Senior Post Doctoral Researcher/Team Leader

My groups’ research focuses on improving and designing new therapies for motor neuron disease spinal muscular atrophy (SMA) and muscular dystrophies Duchenne muscular dystrophy (DMD) and myotonic dystrophy type 1 (DM1). These disorders are treatable with antisense oligonucleotides (ASOs) to correct the dysfunctional mRNA. The team focuses on the targeted delivery of these therapies using a peptide and antibody delivery vehicles towards skeletal muscle and central nervous system tissues. We work with academic and industrial collaborators to advance this work to early clinical development.


Cell penetrating peptides (CPPs) are short cationic or amphipathic peptides that actively and passively penetrate the cell membrane for effective intracellular drug delivery. These CPP-ASO conjugates transport ASOs into skeletal muscle, heart, brain and spinal cord; tissues which are otherwise impenetrable without invasive local administrations. The most recent designs are focused on (1) increasing safety and tolerability and (2) directing a more tissue specific uptake to reduce off target effects.

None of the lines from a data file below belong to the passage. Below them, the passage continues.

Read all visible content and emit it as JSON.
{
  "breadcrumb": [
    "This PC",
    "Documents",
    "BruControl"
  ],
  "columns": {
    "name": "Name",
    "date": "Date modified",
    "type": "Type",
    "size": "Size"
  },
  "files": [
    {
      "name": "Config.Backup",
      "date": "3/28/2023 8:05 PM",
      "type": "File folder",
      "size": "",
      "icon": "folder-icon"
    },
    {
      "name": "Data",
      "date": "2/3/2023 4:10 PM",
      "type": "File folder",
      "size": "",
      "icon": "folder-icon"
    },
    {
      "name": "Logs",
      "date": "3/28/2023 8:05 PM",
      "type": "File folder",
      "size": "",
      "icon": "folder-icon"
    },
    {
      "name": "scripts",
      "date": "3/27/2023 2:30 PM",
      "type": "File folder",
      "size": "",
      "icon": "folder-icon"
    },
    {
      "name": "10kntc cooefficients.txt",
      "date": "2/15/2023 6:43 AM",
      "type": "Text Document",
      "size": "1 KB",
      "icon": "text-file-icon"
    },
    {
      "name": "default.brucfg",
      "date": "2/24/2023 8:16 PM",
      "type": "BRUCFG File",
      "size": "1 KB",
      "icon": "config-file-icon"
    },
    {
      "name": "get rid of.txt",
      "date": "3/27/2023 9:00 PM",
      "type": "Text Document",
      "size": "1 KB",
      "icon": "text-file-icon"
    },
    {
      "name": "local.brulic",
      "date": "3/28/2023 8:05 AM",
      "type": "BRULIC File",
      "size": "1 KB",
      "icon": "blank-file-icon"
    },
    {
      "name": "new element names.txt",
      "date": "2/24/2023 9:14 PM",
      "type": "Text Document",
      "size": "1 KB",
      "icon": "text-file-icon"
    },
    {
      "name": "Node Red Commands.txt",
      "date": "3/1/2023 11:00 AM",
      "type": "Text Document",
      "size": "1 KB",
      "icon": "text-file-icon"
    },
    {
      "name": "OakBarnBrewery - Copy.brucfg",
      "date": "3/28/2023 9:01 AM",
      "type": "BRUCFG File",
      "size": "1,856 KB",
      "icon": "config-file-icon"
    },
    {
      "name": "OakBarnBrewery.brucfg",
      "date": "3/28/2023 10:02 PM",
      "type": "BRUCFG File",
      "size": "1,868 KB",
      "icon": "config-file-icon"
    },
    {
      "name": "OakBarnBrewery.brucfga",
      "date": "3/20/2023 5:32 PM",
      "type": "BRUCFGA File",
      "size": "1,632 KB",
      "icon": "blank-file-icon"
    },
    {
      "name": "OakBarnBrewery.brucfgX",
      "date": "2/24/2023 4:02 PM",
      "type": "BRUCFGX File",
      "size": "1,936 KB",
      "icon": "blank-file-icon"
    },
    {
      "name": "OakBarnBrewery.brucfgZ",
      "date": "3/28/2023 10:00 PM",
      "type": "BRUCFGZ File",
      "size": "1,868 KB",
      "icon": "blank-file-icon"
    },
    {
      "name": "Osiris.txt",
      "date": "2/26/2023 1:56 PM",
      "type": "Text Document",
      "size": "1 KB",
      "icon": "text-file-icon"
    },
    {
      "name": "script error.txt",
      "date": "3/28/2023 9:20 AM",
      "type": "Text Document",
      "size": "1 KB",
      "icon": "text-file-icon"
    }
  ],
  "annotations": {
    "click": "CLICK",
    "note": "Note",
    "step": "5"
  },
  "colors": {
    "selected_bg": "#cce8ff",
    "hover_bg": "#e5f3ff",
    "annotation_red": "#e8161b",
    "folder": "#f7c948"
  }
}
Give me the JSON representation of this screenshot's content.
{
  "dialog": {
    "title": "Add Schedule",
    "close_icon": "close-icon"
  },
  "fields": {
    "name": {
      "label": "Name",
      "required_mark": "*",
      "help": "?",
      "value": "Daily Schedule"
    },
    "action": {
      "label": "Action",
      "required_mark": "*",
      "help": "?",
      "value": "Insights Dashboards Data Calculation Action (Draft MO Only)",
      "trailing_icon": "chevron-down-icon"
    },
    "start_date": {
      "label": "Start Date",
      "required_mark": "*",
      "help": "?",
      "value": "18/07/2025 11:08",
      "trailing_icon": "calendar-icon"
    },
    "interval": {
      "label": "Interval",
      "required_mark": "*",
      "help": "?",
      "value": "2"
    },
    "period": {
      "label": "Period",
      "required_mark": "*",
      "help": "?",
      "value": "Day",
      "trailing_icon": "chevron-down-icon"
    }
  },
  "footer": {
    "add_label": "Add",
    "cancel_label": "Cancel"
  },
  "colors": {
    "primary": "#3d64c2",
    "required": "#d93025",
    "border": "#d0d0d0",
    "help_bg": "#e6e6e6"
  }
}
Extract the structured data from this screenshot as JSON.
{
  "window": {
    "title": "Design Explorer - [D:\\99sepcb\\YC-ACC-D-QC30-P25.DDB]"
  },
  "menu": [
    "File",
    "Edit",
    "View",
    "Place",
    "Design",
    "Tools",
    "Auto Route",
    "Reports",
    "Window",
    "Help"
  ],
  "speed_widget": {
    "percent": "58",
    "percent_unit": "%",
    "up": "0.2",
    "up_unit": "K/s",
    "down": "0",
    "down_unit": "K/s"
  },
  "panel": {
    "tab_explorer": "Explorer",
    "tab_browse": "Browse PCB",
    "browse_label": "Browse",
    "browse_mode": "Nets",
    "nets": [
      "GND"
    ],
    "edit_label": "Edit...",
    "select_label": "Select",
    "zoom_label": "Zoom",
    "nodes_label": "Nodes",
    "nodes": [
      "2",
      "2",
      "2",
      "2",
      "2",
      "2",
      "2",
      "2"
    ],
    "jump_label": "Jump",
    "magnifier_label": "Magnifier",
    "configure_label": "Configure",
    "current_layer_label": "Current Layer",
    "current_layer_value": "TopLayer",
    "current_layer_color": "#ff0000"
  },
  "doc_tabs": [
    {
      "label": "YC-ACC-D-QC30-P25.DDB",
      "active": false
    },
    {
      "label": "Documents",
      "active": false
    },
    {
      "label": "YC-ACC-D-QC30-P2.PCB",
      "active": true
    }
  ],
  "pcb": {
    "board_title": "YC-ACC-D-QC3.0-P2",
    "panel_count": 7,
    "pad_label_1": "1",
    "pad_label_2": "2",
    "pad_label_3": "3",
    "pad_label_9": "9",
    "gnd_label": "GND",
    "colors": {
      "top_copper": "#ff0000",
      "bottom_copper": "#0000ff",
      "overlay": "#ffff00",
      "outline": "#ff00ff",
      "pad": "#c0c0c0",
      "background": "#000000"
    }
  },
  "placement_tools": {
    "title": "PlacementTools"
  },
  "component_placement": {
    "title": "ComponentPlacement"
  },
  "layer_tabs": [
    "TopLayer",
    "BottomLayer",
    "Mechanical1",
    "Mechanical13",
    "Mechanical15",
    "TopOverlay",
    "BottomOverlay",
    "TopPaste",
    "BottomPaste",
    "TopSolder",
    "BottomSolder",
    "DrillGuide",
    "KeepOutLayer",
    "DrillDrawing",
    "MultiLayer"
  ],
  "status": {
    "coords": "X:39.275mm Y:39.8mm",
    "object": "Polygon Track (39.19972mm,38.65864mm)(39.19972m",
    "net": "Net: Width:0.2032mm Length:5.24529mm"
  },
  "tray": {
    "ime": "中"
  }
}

Antibodies are naturally occurring proteins capable of specific binding to target cell surface proteins and receptors. Antibodies are flexible drug carriers that can be directly conjugated to multiple chemistries of ASOs as well as siRNA and genome editing elements. We have investigated an antibody-ASO capable of enhanced uptake and activity in the brain and spinal cord over other brain shuttling vehicles. Importantly, Antibody-ASOs redirected ASOs away from the kidney, a major tissue associated with ASO accumulation and toxicity. We are currently working to expand this program with newly engineered antibodies.